A new study shows that a marriage is more likely to fall apart if the wife falls ill.

London - Family breakdown is as devastating for today’s children as it was when divorce was a source of social disgrace, a state-backed report warned recently.

Even though divorce is no longer considered “shameful” – as it was until the 1970s – the children of broken families continue to suffer destructive effects throughout their lives, the report said.

The paper, produced by a team of senior academics, found that the damage caused to a child by divorce continues to blight his or her life as far as old age.

It said parental separation in childhood was “consistently associated with psychological distress in adulthood during people’s early 30s”. The report added: “This seems to be true even across different generations, which suggests that as divorce and separation have become more common, their impact on mental health has not reduced.”

It comes a week after figures were published showing that almost half of all children have now seen their parents break up by the time they are 15.

The report said that good health depends on lifestyle conditions that it termed “social medicines”. Key among these is a stable family background.

The findings undermine the claims of politicians, lawyers and activists who have argued for years that divorce causes no harm to children if parents part amicably and without conflict.

“Family life has undergone dramatic changes over recent decades,” the report, produced by a team led by Professor Mel Bartley, said.

“Families no longer have to have two parents, they can contain children from different parents, and parents no longer have to be of different genders.”

But it warned: “More freedom also means less certainty, and this has led to concerns about the impact of family stability on the health and well-being of both children and adults.

“Family living arrangements are related to children’s physical health.

“Children whose parents remain married throughout the early childhood years are less likely to suffer from breathing problems such as asthma, to become overweight, or to be injured in accidents by the time they are five years old than children who have experienced a more unstable family situation.”
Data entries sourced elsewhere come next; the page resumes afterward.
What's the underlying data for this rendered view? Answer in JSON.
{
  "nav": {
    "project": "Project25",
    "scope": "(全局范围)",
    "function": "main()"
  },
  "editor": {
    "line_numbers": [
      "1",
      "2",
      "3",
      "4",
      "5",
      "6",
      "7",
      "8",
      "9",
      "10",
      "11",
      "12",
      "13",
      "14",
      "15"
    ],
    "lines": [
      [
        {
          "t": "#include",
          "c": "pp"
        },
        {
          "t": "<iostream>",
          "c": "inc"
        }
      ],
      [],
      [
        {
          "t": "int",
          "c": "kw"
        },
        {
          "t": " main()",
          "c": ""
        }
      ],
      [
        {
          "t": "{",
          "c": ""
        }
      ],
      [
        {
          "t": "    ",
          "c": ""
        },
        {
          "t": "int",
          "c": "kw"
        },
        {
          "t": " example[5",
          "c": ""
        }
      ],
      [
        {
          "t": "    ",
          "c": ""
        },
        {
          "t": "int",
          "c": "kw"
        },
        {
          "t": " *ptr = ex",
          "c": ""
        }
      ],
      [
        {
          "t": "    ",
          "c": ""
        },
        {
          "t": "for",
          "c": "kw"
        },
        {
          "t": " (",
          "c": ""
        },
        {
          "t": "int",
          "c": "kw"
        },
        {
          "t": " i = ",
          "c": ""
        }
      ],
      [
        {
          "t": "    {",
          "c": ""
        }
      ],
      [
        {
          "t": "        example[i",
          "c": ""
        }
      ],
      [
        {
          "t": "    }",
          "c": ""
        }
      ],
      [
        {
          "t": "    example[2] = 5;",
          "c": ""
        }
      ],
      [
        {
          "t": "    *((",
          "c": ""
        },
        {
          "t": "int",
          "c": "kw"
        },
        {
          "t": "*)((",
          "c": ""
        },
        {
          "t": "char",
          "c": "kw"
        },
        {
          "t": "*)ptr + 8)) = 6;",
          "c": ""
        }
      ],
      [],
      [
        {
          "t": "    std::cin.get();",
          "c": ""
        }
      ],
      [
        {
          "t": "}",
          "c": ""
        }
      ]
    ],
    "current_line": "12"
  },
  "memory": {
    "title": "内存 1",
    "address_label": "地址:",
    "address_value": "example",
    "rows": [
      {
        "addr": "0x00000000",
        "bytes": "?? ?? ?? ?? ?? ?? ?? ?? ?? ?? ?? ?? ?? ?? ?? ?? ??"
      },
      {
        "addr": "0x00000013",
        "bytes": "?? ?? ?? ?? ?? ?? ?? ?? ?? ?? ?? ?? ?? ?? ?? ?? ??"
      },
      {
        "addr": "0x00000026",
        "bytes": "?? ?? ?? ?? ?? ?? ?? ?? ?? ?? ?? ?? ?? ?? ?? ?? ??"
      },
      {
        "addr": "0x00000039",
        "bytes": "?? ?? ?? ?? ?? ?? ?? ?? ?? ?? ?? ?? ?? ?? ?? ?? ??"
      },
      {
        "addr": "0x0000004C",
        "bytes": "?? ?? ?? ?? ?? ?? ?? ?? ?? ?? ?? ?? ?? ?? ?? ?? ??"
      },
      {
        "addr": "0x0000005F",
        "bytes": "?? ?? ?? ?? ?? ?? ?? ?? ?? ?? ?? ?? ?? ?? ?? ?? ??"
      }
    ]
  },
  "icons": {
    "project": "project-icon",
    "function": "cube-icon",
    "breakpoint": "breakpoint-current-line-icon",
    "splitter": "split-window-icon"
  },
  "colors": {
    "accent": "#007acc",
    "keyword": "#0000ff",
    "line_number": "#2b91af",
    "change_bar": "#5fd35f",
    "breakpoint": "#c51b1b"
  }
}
The report – published by the Government’s Economic and Social Research Council – added that the teenage years are ‘a time when risks accumulated since childhood start to snowball, affecting the behaviour of young people and their timely transition to adulthood’.

Tests to check levels of cortisol, a hormone linked to stress, show childhood experiences may affect people through their lives, the report said.

“We have measured cortisol levels in thousands of adults at the age of around 60 to find evidence of long-term effects of psychological stress in childhood,” it said.

‘People were asked if they had been separated for more than one year from their mothers. The people who had experienced this much separation were found to have higher cortisol levels.

“This tells us that childhood separation appears to result in an increased risk of a less healthy stress response many years later in adulthood.”

The paper said: “People who suffer stresses such as parental divorce in childhood are at a higher risk of social and psychological problems later in their adult lives.”

The research was based on the large-scale British Cohort Studies, which cover people born in 1946, 1958, 1970, and, most recently, in the 2000 Millennium Study. ESRC academics also took into account a series of independent smaller-scale projects.

Millennium Study results show that fewer than five percent of girls and only seven percent of boys from traditional families have behavioural difficulties at age five. Among unemployed lone mother families, the figures are 18 percent for girls and 22 percent for boys.

Fewer than 24,000 couples were divorced in a year in 1960, but following 1960s liberal reforms numbers multiplied and divorce peaked in 1993 at 165,000. They have since fallen to just below 120,000, largely because many couples now cohabit rather than marry.

Cohabitation has fuelled the rate of family break-up, because cohabitees are three times more likely to separate than married couples.

- Daily Mail